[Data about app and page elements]
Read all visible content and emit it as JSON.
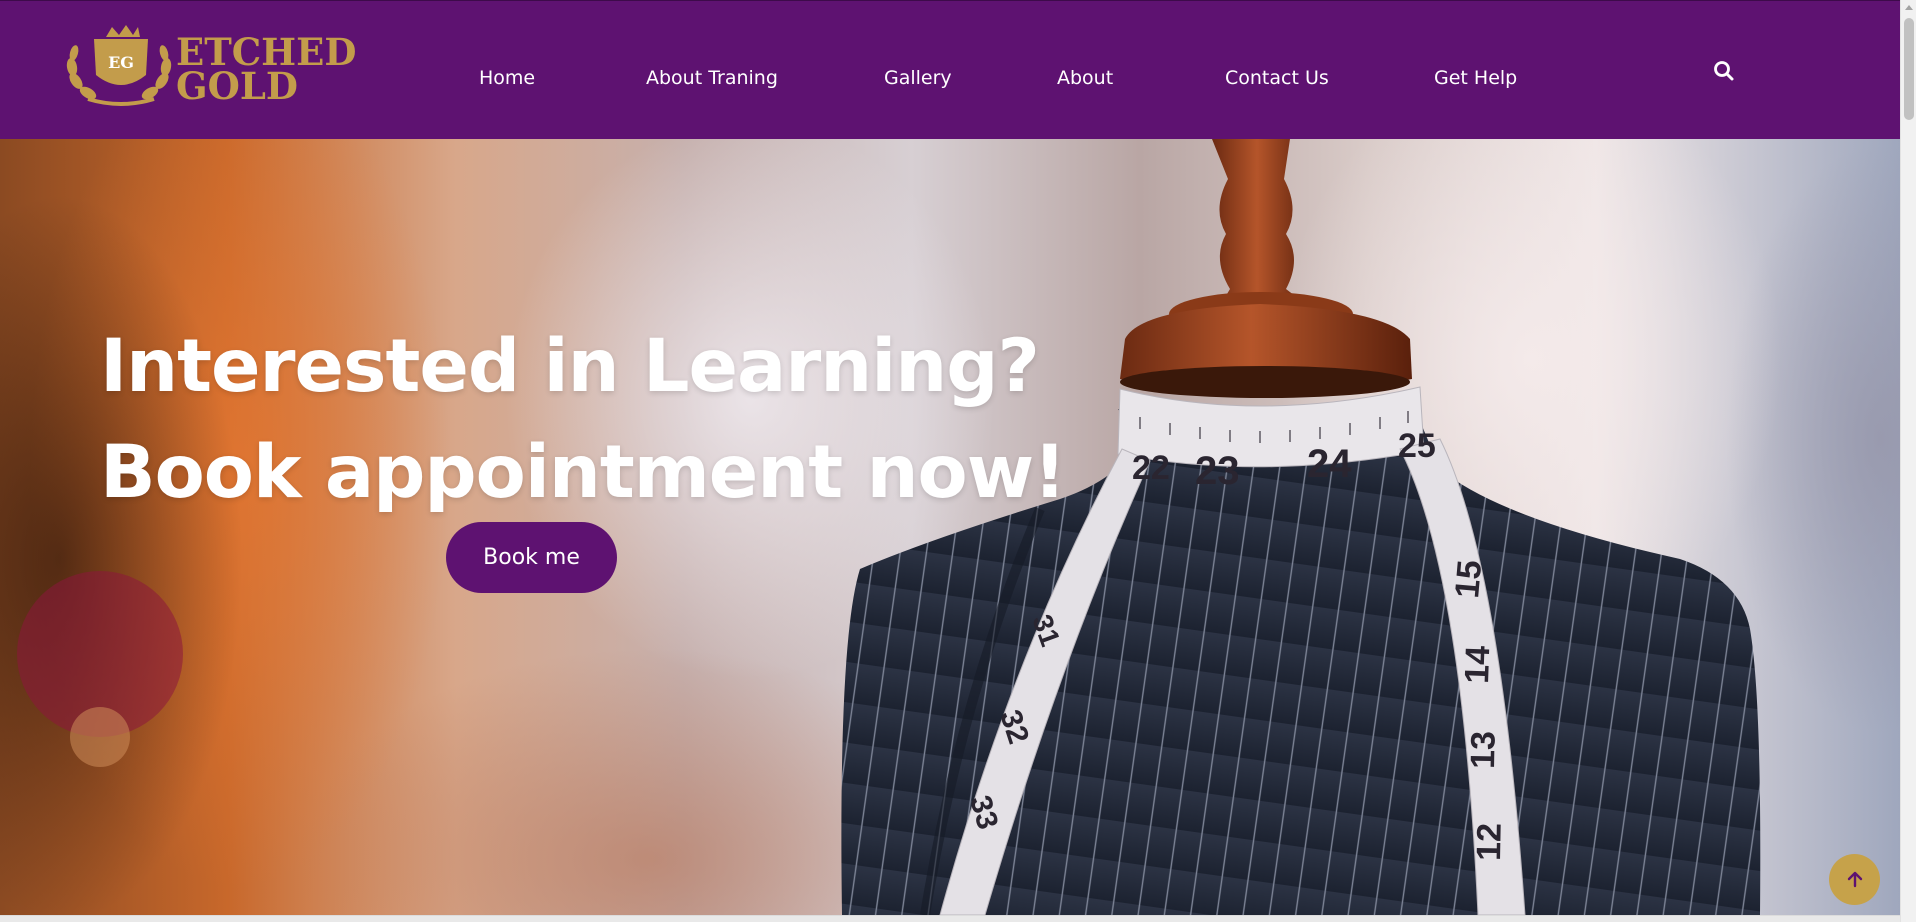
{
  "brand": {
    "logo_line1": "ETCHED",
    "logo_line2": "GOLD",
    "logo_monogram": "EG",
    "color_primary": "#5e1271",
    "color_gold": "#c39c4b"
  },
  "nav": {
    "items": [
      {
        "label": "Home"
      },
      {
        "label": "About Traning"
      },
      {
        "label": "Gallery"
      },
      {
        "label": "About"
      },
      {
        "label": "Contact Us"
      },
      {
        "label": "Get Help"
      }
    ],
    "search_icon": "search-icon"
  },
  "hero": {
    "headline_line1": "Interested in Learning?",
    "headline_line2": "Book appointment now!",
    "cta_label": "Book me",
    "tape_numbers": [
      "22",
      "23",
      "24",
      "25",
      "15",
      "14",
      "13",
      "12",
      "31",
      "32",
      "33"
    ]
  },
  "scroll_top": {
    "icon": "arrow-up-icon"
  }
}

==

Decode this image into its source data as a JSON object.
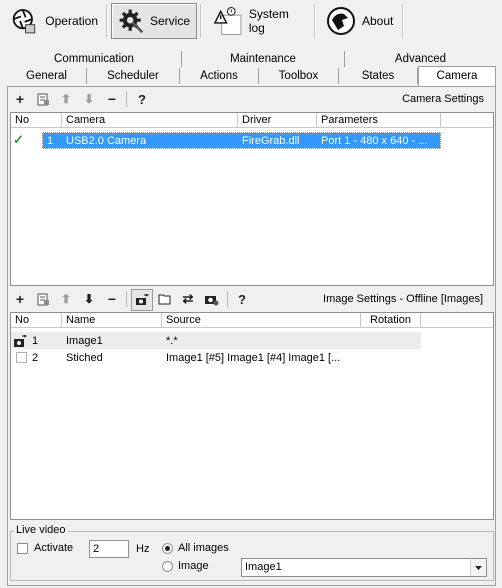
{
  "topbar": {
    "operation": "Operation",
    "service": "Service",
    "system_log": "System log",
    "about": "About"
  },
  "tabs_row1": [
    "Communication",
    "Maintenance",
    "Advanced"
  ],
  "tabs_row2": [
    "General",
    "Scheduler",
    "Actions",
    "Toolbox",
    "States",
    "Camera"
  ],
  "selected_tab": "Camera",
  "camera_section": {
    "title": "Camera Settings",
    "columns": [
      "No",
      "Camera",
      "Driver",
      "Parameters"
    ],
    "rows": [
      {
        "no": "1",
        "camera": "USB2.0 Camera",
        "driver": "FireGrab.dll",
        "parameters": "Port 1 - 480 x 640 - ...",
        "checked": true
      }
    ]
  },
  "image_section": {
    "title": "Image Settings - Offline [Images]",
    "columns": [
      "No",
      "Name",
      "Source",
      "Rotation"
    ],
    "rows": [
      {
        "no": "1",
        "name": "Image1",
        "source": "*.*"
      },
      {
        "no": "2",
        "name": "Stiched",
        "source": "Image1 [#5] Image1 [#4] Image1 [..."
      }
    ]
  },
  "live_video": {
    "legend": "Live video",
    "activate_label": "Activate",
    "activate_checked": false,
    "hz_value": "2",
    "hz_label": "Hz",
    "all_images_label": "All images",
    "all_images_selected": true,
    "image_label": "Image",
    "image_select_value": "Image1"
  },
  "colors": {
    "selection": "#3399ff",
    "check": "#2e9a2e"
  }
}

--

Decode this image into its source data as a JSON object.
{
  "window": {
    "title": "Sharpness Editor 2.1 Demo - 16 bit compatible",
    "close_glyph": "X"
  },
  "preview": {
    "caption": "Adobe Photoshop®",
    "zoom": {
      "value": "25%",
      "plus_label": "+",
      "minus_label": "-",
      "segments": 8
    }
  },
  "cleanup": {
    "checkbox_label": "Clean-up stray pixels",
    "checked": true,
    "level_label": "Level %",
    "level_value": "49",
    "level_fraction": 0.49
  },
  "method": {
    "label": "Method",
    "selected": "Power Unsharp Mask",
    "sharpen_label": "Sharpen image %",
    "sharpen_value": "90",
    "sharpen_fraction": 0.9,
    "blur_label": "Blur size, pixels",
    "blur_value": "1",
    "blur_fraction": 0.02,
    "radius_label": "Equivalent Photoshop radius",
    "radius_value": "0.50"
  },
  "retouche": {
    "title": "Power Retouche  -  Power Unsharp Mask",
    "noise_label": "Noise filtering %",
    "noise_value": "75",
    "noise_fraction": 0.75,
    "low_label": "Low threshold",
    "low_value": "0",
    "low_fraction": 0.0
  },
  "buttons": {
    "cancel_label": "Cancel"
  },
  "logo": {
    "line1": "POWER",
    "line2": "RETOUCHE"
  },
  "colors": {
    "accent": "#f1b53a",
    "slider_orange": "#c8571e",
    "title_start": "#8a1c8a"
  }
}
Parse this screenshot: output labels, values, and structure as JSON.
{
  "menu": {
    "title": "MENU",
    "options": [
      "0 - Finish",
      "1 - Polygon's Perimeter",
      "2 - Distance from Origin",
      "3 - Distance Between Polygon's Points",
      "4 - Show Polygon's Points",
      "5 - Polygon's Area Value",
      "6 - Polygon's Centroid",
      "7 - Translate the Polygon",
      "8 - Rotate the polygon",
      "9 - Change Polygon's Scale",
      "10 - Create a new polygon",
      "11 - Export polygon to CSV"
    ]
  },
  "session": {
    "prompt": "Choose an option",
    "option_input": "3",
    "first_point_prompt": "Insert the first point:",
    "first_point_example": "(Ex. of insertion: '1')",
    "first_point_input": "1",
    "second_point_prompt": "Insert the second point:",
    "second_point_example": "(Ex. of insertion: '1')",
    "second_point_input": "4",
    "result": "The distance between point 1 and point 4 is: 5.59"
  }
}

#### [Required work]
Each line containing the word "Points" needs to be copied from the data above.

#### [Solution for this problem]
      "3 - Distance Between Polygon's Points",
      "4 - Show Polygon's Points",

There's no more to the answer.